Prano Bailey-Bond was, you sense, born to make horror films. A rummage through her shorts and even music videos reveals her fascinations: the eerie, the dark, the gory. There's even a perfectly severed penis.
Censor — her first feature — began life in Bailey-Bond's effective short Nasty. But there's a crucial difference with Censor: this time, the focus of her story is a woman. And women in video nasties are regularly stalked, raped, and/or dragged at their ankles by an unknown assailant — fingernails digging impotently into the mud.
This is the world that Censor immediately plunges you into as it opens on fuzzy footage, the unmistakable texture of a video tape. Quickly you're in a windowless, smoke-filled room as two censors dissect the film and Enid (Algar) bears a notebook which includes the note, "Eye-gouging — it's too realistic."
Enid is not quite Mary Whitehouse, but with her buttoned-up blouse and spectacles secured by a chain, she's not far off. Her motivation to do the job of censoring, she says to her mum, is "to protect people". The why becomes clear very quickly: she was the last person with her sister when, as kids, she disappeared in the woods.
The film posits the question: who, having lived through this, would censor films for a living? Who would sit all day watching, re-watching, violent films where women are so often pared open? Someone who is trying to fix what is otherwise beyond their control? Or, as is suggested, more quietly, someone who's drawn to them for other, individual reasons that we might find less palatable?
It's not quite a love letter to the work of Argento and Fulci — but a full-hearted exploration of their influence and imagination.

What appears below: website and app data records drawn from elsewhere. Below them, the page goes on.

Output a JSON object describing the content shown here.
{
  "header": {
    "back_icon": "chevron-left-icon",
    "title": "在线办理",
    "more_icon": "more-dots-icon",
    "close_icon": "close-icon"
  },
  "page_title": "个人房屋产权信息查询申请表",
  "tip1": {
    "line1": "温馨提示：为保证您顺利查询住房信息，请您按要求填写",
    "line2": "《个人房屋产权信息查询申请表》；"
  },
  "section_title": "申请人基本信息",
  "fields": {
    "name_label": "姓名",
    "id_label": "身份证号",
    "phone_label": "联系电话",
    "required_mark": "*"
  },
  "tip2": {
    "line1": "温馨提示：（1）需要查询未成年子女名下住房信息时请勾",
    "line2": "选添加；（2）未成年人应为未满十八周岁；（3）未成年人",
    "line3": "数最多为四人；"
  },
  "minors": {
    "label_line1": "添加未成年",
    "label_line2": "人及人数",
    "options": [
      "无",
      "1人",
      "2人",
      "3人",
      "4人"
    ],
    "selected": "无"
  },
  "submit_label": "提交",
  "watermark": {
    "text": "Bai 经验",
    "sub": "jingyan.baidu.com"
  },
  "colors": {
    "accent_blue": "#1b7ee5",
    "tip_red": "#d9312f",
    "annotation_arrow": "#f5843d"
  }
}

All these questions, and the two seemingly disparate elements of Enid's life, come crashing into each other when she passes a film called 'Deranged', one that the press claims inspired a man to murder his wife and two kids. When Enid then sees a nasty she thinks might mimic her sister's disappearance, the wheels well and truly come off.
Crucially, this isn't, even with the context Bailey-Bond puts into the film, a social commentary. While there are news headlines, archival reports and politicians posturing on the telly, Bailey-Bond, for the most part, leaves that analysis untouched (even when it has clear echoes with today).
This is, fundamentally, a story of a woman's undoing. It's about memory. It's about trauma: how it manifests, how it can warp and, ultimately, how it can consume.
Enid and her parents are all stuck in different spots in the first four stages of grief: denial, anger, bargaining, depression. While her parents edge towards the fifth and final stage of acceptance — tabling the thought of declaring their daughter dead — Enid drifts further away and her descent truly begins. In that sense, really, it's simply a story of grief and loss, wrapped up tight in genre. This is where not only Bailey-Bond hits her stride but the magnificent Niamh Algar comes fully to life.
Two things, then, are clear: Censor is a film made by a director who loves the genre. Who loves horror, who loves videotapes but specifically, video nasties. It's not quite a love letter to the work of Argento and Fulci — but a full-hearted exploration of their influence and imagination. It's clear in the detail, the specificity, the lack of judgement in Bailey-Bond's gaze.
And as reality melts into fantasy and formats blend and aspect ratios change (hat-tip to cinematographer Annika Summerson), the very medium Bailey-Bond is exploring becomes part of the deranged world she's created.